Courier fared much better in 4x4 guise, however, attracting 4053 sales and 6.5 per cent of the Pickup Cab-chassis 4x4 segment, to rank behind HiLux, Rodeo, Navara, LandCruiser and Triton.

“The light truck market is one of the hottest segments in Australia and this new model will ensure Ford remains at the forefront of this important market,” said Ford Australia president Tom Gorman in a release issued last Wednesday.

According to Ford, two new 16-valve DOHC turbo-diesel fours (a 2.5 litre and a more powerful 3.0 litre) will significantly improve Courier’s towing capacity, which will be rated at up to 3000kg.

Both Duratorq TDCi engines feature new generation high pressure Bosch common-rail fuel injection and a variable geometry turbocharger to combine best-in-class torque outputs with low fuel consumption.

The 2.5 delivers around 107 kW and 330 Nm of torque from just 1800rpm – yet is claimed to consume 22 per cent less fuel than Courier’s current 2.5 litre WLT diesel engine.

The all-new 3.0 litre version delivers around 116 kW and 380 Nm and is also mated to a five-speed manual transmission.

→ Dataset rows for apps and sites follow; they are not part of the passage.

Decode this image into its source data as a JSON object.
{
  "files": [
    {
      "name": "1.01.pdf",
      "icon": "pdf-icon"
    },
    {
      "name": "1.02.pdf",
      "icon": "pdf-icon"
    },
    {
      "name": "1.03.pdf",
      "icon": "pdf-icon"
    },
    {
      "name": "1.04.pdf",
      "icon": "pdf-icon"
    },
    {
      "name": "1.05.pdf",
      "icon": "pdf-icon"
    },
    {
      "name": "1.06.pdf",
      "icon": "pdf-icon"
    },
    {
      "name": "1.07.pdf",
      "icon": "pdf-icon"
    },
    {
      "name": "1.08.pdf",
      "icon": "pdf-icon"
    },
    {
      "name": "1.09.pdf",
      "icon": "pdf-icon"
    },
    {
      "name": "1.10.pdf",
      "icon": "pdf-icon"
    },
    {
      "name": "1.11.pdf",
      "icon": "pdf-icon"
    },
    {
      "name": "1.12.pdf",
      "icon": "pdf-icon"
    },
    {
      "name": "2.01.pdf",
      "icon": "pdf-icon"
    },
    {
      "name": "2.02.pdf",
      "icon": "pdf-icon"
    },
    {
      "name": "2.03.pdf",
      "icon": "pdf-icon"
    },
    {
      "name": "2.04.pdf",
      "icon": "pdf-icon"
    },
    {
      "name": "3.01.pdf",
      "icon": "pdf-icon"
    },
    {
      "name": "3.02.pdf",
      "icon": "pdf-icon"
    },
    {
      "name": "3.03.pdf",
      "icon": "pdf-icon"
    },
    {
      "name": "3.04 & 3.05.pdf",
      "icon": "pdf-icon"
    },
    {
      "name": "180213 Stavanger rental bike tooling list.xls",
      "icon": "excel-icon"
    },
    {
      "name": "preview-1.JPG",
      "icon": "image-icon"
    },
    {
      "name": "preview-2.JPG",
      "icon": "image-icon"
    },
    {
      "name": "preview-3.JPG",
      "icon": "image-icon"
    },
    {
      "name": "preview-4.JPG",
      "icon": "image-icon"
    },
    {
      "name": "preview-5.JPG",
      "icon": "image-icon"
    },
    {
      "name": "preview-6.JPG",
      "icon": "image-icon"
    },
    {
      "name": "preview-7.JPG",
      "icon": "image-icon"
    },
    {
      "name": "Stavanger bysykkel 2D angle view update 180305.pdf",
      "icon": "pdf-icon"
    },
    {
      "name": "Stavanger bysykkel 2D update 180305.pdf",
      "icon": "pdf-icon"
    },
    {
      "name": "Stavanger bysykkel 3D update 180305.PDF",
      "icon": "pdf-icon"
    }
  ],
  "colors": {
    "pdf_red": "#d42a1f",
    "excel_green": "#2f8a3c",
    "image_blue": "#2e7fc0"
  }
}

There is no mention of an auto.

Of course, Ford makes much of the Ranger’s muscular new look, which comes courtesy of a 60 mm higher waistline, bold wheel arch flares and a distinctive three-bar grille design that’s integrated with a bulging bonnet.

A stylish, sedan-like interior contrasts with the Ranger’s “tough truck” exterior and features a three-cluster instrument panel, a bright chrome centre console housing an AM/FM/CD/MP3 audio system, ergonomically designed seats and the usual array of storage locations - including an 8.1-litre glovebox, five cupholders and an industry-first work tray that pulls out from the instrument panel.

Ford says the new Ranger’s more rigid ladder frame chassis improves handling, while tougher and more durable suspension is claimed to improve ride quality.

Ground clearance gains have also been made and Ford says Ranger’s steering has been “optimized for easy handling at low speeds and firmer steering at highway cruising speeds”.

While Ford Australia was less bold, the FoMoCo press release says Ranger aims to set new standards for a one-tonne pick-up in terms of engine performance, fuel economy, passenger comfort, safety features, drivability, towing capacity and affordability.

Standard anti-lock brakes (ABS), electronic brake-force distribution (EBD), twin front airbags and outboard seatbelt pretensioners will be complimented by optional side airbags – a segment first.

Autotrivia Quiz

Last week I wrote that Porsche built a race car which made its debut painted black. It did not do well. It was then painted white and won every race the factory entered it in. I asked, what was this car? It was the Group 6, 936 Porsche.

So to this week. Let’s stick with Porsche. Which Porsche driver in the Targa Florio put a wheel off the road and damaged a radius rod. He walked back to the pits to be asked, “Is that what broke, or is it all that’s left?” Clue, He was English.

For the Automania FREE beer this week, be the first correct answer to email [email protected]

Good luck!